Pilot Information

Certificate:

Airline Transport

Age:

54, Male

Airplane Rating(s):

Multi-engine Land; Single-engine Land

Seat Occupied:

Left

Other Aircraft Rating(s):

None

Restraint Used:

Seatbelt, Shoulder harness

Instrument Rating(s):

Airplane

Second Pilot Present:

Yes

Instructor Rating(s):

Airplane Single-engine

Toxicology Performed:

No

Medical Certification:

Class 1 Valid Medical--w/ waivers/lim.

Last FAA Medical Exam:

06/12/2002

Occupational Pilot:

 

Last Flight Review or Equivalent:

04/22/2002

Flight Time:

11297 hours (Total, all aircraft), 630 hours (Total, this make and model), 43 hours (Last 90 days, all aircraft), 10 hours (Last 30 days, all aircraft), 10 hours (Last 24 hours, all aircraft)

 

 

Co-Pilot Information

Certificate:

Airline Transport; Flight Engineer

Age:

57, Male

Airplane Rating(s):

Multi-engine Land; Single-engine Land

Seat Occupied:

Right

Other Aircraft Rating(s):

None

Restraint Used:

Seatbelt, Shoulder harness

Instrument Rating(s):

Airplane

Second Pilot Present:

Yes

Instructor Rating(s):

None

Toxicology Performed:

No

Medical Certification:

Class 1 Valid Medical--no waivers/lim.

Last FAA Medical Exam:

06/13/2002

Occupational Pilot:

 

Last Flight Review or Equivalent:

01/15/2002

Flight Time:

3420 hours (Total, all aircraft), 651 hours (Total, this make and model), 129 hours (Last 90 days, all aircraft), 63 hours (Last 30 days, all aircraft), 10 hours (Last 24 hours, all aircraft)

 

 

Aircraft and Owner/Operator Information

Aircraft Make:

Boeing

Registration:

N661US

Model/Series:

747-400

Aircraft Category:

Airplane

Year of Manufacture:

 

Amateur Built:

No

Airworthiness Certificate:

Transport

Serial Number:

23719

Landing Gear Type:

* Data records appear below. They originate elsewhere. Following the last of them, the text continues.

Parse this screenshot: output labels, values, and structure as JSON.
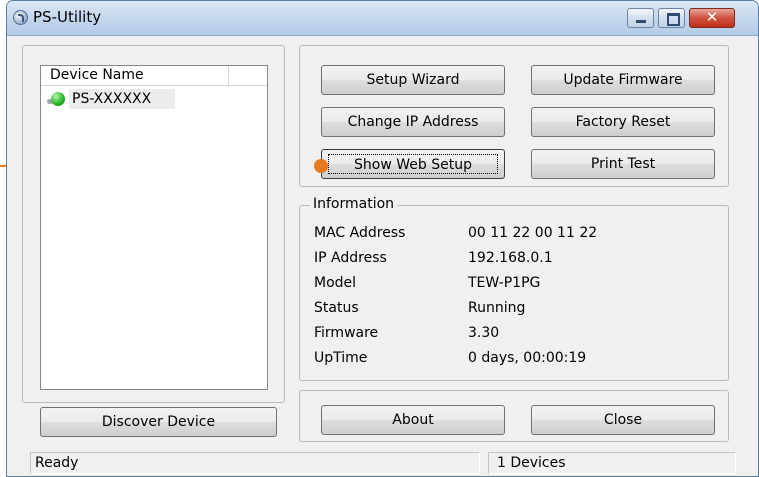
{
  "window": {
    "title": "PS-Utility",
    "controls": {
      "minimize": "minimize",
      "maximize": "maximize",
      "close_glyph": "✕"
    }
  },
  "device_list": {
    "column_header": "Device Name",
    "items": [
      {
        "label": "PS-XXXXXX",
        "status_color": "#2cb62b",
        "icon": "printer-server-online-icon"
      }
    ],
    "discover_button": "Discover Device"
  },
  "actions": {
    "setup_wizard": "Setup Wizard",
    "update_firmware": "Update Firmware",
    "change_ip": "Change IP Address",
    "factory_reset": "Factory Reset",
    "show_web_setup": "Show Web Setup",
    "print_test": "Print Test"
  },
  "information": {
    "legend": "Information",
    "rows": [
      {
        "label": "MAC Address",
        "value": "00 11 22 00 11 22"
      },
      {
        "label": "IP Address",
        "value": "192.168.0.1"
      },
      {
        "label": "Model",
        "value": "TEW-P1PG"
      },
      {
        "label": "Status",
        "value": "Running"
      },
      {
        "label": "Firmware",
        "value": "3.30"
      },
      {
        "label": "UpTime",
        "value": "0 days, 00:00:19"
      }
    ]
  },
  "footer_buttons": {
    "about": "About",
    "close": "Close"
  },
  "statusbar": {
    "state": "Ready",
    "device_count": "1 Devices"
  },
  "colors": {
    "callout": "#e8781d",
    "close_button": "#c1301b",
    "titlebar": "#c2d6ec"
  }
}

Retractable - Tricycle

Seats:

429

Date/Type of Last Inspection:

08/30/2001, Condition

Certified Max Gross Wt.:

873000 lbs

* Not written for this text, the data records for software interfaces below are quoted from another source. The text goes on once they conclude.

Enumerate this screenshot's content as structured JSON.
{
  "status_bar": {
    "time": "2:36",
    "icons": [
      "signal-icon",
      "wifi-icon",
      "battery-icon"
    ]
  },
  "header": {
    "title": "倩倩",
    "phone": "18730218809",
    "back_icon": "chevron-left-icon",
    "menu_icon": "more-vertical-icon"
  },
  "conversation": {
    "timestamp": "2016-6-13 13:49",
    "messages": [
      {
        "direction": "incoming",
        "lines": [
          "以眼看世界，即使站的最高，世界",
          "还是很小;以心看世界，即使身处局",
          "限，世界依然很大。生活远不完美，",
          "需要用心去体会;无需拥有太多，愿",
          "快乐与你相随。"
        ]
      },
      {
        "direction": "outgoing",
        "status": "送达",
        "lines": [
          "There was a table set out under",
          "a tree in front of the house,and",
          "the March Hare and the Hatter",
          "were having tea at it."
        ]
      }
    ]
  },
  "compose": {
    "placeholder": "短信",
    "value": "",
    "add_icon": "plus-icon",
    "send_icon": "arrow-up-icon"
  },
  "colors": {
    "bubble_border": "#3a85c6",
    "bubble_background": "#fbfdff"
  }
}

Time Since Last Inspection:

5209 Hours

Engines:

4 Turbo Fan

Airframe Total Time:

50090 Hours as of last inspection

Engine Manufacturer:

Pratt & Whitney

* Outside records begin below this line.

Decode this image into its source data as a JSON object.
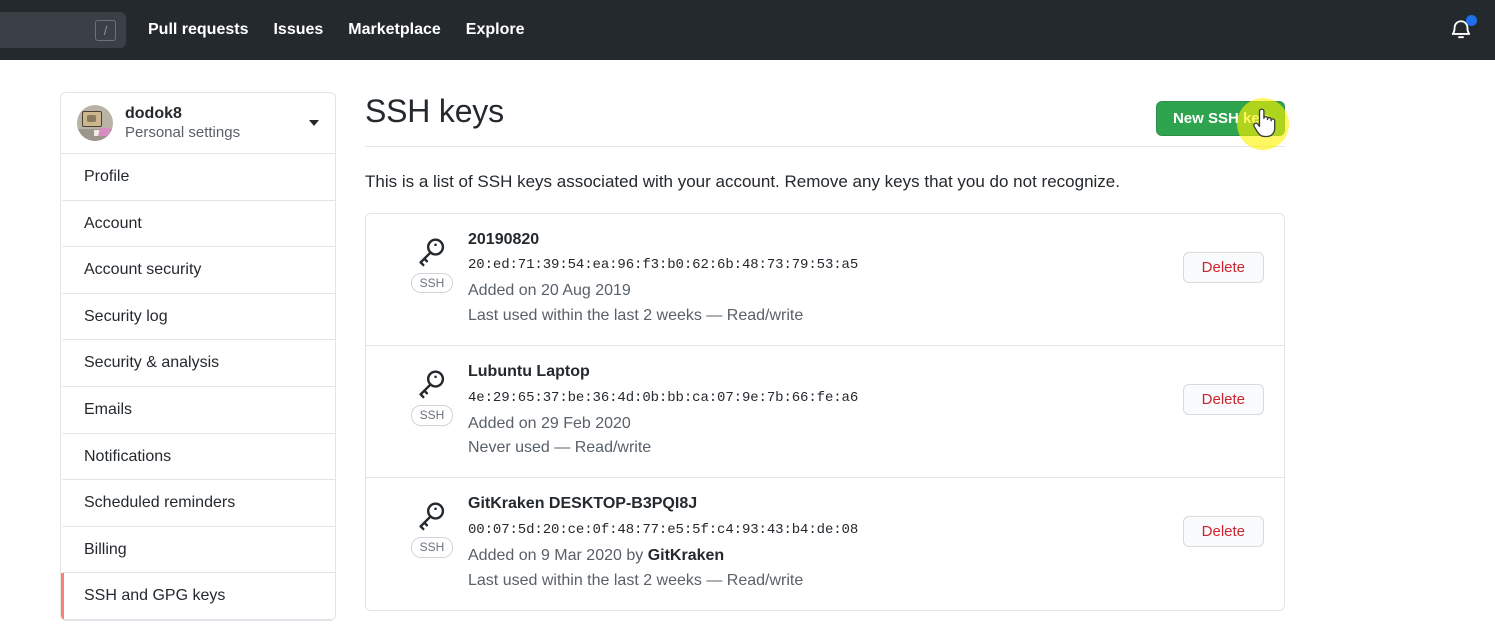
{
  "header": {
    "search": {
      "placeholder": "",
      "value": "",
      "shortcut_badge": "/"
    },
    "nav": [
      {
        "label": "Pull requests",
        "name": "nav-pull-requests"
      },
      {
        "label": "Issues",
        "name": "nav-issues"
      },
      {
        "label": "Marketplace",
        "name": "nav-marketplace"
      },
      {
        "label": "Explore",
        "name": "nav-explore"
      }
    ],
    "notifications_icon": "bell-icon",
    "has_unread": true,
    "bg_color": "#24292e",
    "unread_dot_color": "#1f6feb"
  },
  "sidebar": {
    "profile": {
      "username": "dodok8",
      "subtitle": "Personal settings",
      "avatar_icon": "avatar",
      "caret_icon": "chevron-down-icon"
    },
    "items": [
      {
        "label": "Profile",
        "active": false
      },
      {
        "label": "Account",
        "active": false
      },
      {
        "label": "Account security",
        "active": false
      },
      {
        "label": "Security log",
        "active": false
      },
      {
        "label": "Security & analysis",
        "active": false
      },
      {
        "label": "Emails",
        "active": false
      },
      {
        "label": "Notifications",
        "active": false
      },
      {
        "label": "Scheduled reminders",
        "active": false
      },
      {
        "label": "Billing",
        "active": false
      },
      {
        "label": "SSH and GPG keys",
        "active": true
      }
    ],
    "active_indicator_color": "#f9826c"
  },
  "main": {
    "title": "SSH keys",
    "new_key_button": "New SSH key",
    "new_key_button_color": "#2ea44f",
    "intro": "This is a list of SSH keys associated with your account. Remove any keys that you do not recognize.",
    "delete_label": "Delete",
    "delete_text_color": "#cb2431",
    "badge_label": "SSH",
    "key_icon": "key-icon",
    "keys": [
      {
        "title": "20190820",
        "fingerprint": "20:ed:71:39:54:ea:96:f3:b0:62:6b:48:73:79:53:a5",
        "added": "Added on 20 Aug 2019",
        "added_by": "",
        "usage": "Last used within the last 2 weeks — Read/write"
      },
      {
        "title": "Lubuntu Laptop",
        "fingerprint": "4e:29:65:37:be:36:4d:0b:bb:ca:07:9e:7b:66:fe:a6",
        "added": "Added on 29 Feb 2020",
        "added_by": "",
        "usage": "Never used — Read/write"
      },
      {
        "title": "GitKraken DESKTOP-B3PQI8J",
        "fingerprint": "00:07:5d:20:ce:0f:48:77:e5:5f:c4:93:43:b4:de:08",
        "added": "Added on 9 Mar 2020 by ",
        "added_by": "GitKraken",
        "usage": "Last used within the last 2 weeks — Read/write"
      }
    ]
  },
  "cursor": {
    "icon": "pointer-hand-cursor",
    "highlight_color": "#fff200",
    "target": "New SSH key"
  }
}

ELT:

Not installed

Engine Model/Series:

PW4056

Registered Owner:

State Street Bank and Trust Company Trustee

Rated Power:

 

Operator:

NORTHWEST AIRLINES INC

Operating Certificate(s) Held:

Flag carrier (121)

Operator Does Business As:

Northwest Airlines Inc.

Operator Designator Code:

NWAA

 

Meteorological Information and Flight Plan

Conditions at Accident Site:

Visual Conditions

Condition of Light:

Night

Observation Facility, Elevation:

 

Distance from Accident Site:

 

Observation Time:

 

Direction from Accident Site:

 

Lowest Cloud Condition:

Clear

Visibility

 

Lowest Ceiling:

None

Visibility (RVR):

 

Wind Speed/Gusts:

/

Turbulence Type Forecast/Actual:

/

Wind Direction:

 

Turbulence Severity Forecast/Actual:

/

Altimeter Setting:

 

Temperature/Dew Point:

 

Precipitation and Obscuration:

 

Departure Point:

Detroit, MI (DTW)

Type of Flight Plan Filed:

IFR

Destination:

Narita (NRT)

Type of Clearance:

IFR

Departure Time:

1403 EDT

Type of Airspace:

Class A

 

Airport Information

Airport:

Ted Stevens International (PANC)

Runway Surface Type:

Unknown

Airport Elevation:

 

Runway Surface Condition:

Unknown

Runway Used:

 

IFR Approach:

ILS

Runway Length/Width:

 

VFR Approach/Landing:

None

 

Wreckage and Impact Information

Crew Injuries:

18 None

Aircraft Damage:

None

Passenger Injuries:

386 None

Aircraft Fire:

None

Ground Injuries:

N/A

Aircraft Explosion:

None

Total Injuries:

404 None

Latitude, Longitude:

61.174444, -149.996389

 


 


Administrative Information

Investigator In Charge (IIC):

Lawrence R Lewis

Report Date:

06/29/2004

Additional Participating Persons:

Glenn R Smith; Anchorage FSDO-03; Anchorage, AK

Publish Date:

 

Investigation Docket:

NTSB accident and incident dockets serve as permanent archival information for the NTSB’s investigations. Dockets released prior to June 1, 2009 are publicly available from the NTSB’s Record Management Division at pubinq@ntsb.gov, or at 800-877-6799. Dockets released after this date are available at http://dms.ntsb.gov/pubdms/.